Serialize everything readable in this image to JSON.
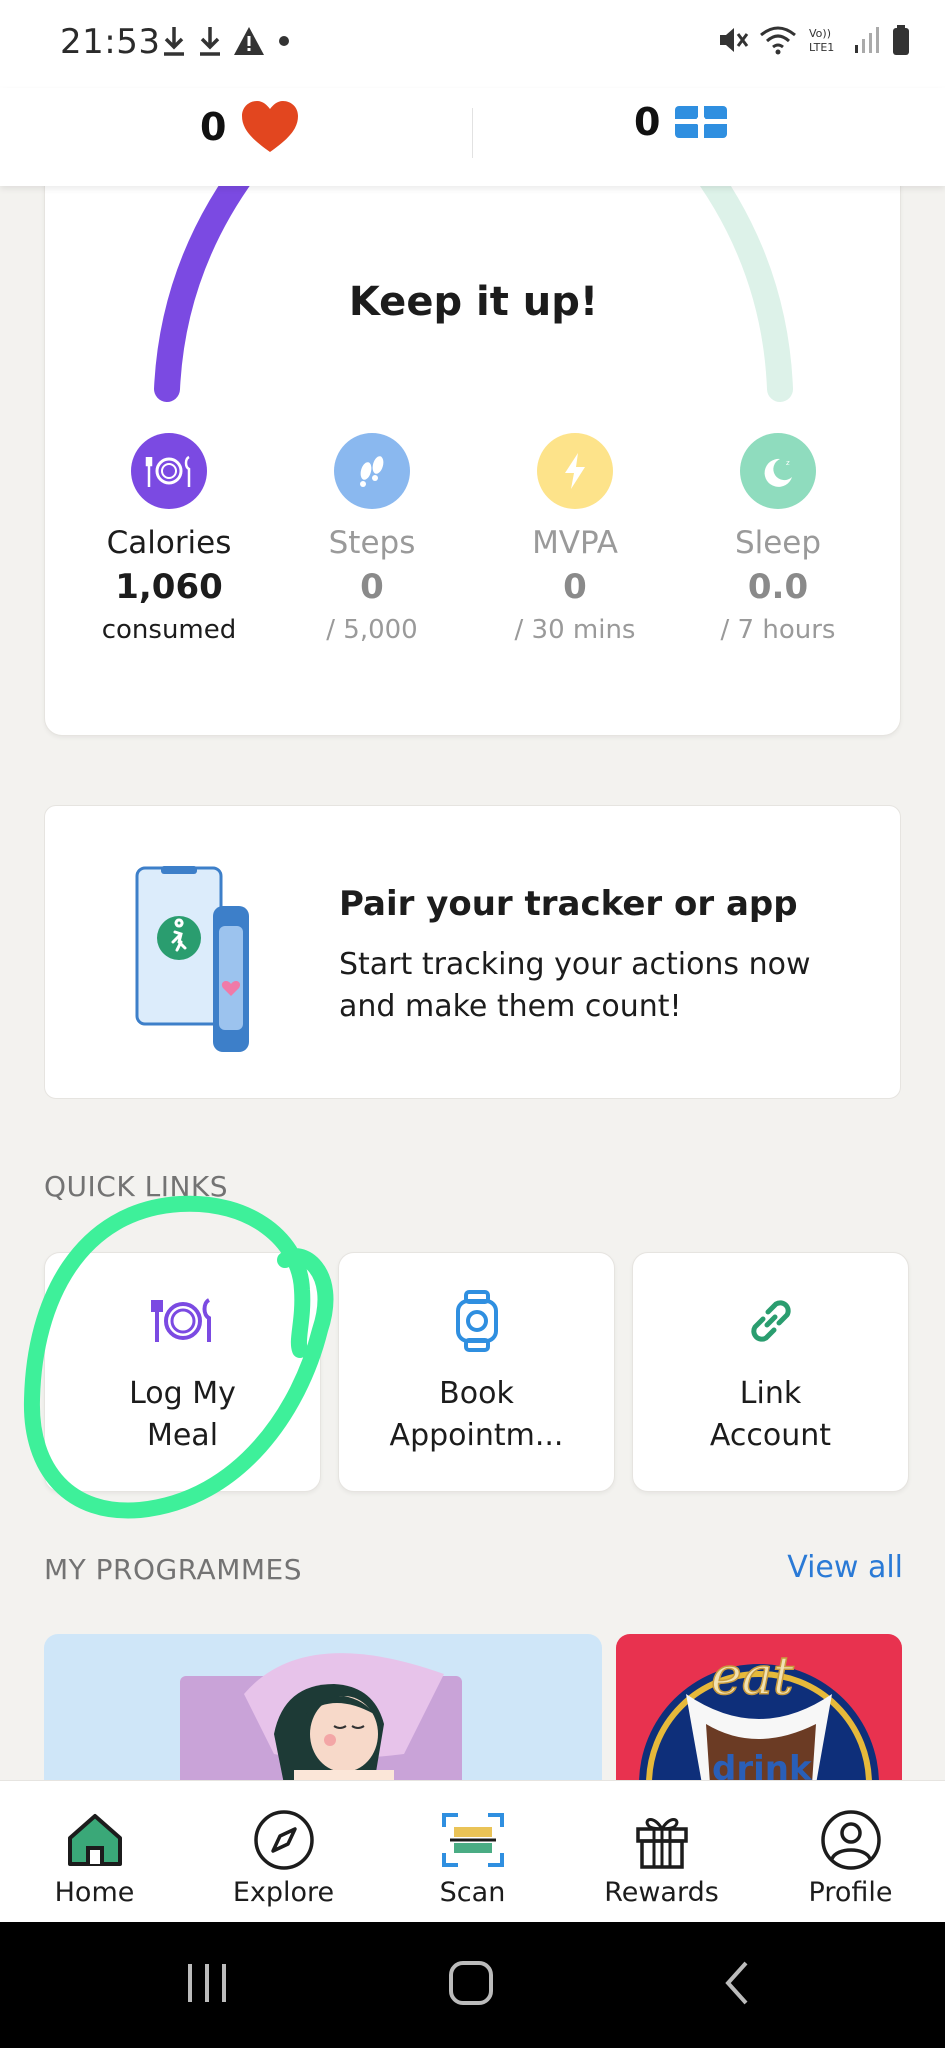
{
  "status_bar": {
    "time": "21:53"
  },
  "top_counters": {
    "hearts": "0",
    "tickets": "0"
  },
  "summary": {
    "headline": "Keep it up!",
    "metrics": [
      {
        "label": "Calories",
        "value": "1,060",
        "sub": "consumed",
        "color": "#7b4ae2"
      },
      {
        "label": "Steps",
        "value": "0",
        "sub": "/ 5,000",
        "color": "#8ab8ef"
      },
      {
        "label": "MVPA",
        "value": "0",
        "sub": "/ 30 mins",
        "color": "#fde38a"
      },
      {
        "label": "Sleep",
        "value": "0.0",
        "sub": "/ 7 hours",
        "color": "#8fdcbe"
      }
    ]
  },
  "pair_card": {
    "title": "Pair your tracker or app",
    "description": "Start tracking your actions now and make them count!"
  },
  "quick_links": {
    "title": "QUICK LINKS",
    "items": [
      {
        "label_line1": "Log My",
        "label_line2": "Meal",
        "icon": "plate-cutlery-icon"
      },
      {
        "label_line1": "Book",
        "label_line2": "Appointm...",
        "icon": "watch-icon"
      },
      {
        "label_line1": "Link",
        "label_line2": "Account",
        "icon": "link-icon"
      }
    ]
  },
  "programmes": {
    "title": "MY PROGRAMMES",
    "view_all": "View all"
  },
  "bottom_nav": {
    "items": [
      {
        "label": "Home",
        "icon": "home-icon"
      },
      {
        "label": "Explore",
        "icon": "compass-icon"
      },
      {
        "label": "Scan",
        "icon": "scan-icon"
      },
      {
        "label": "Rewards",
        "icon": "gift-icon"
      },
      {
        "label": "Profile",
        "icon": "profile-icon"
      }
    ]
  },
  "colors": {
    "accent_purple": "#7b4ae2",
    "accent_blue": "#2a7ad6",
    "accent_green": "#2a9d6f",
    "highlight": "#3ef09a"
  }
}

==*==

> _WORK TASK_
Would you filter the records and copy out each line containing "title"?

> _TASK OUTPUT_
    "title": "Pair your tracker or app",
    "title": "QUICK LINKS",
    "title": "MY PROGRAMMES",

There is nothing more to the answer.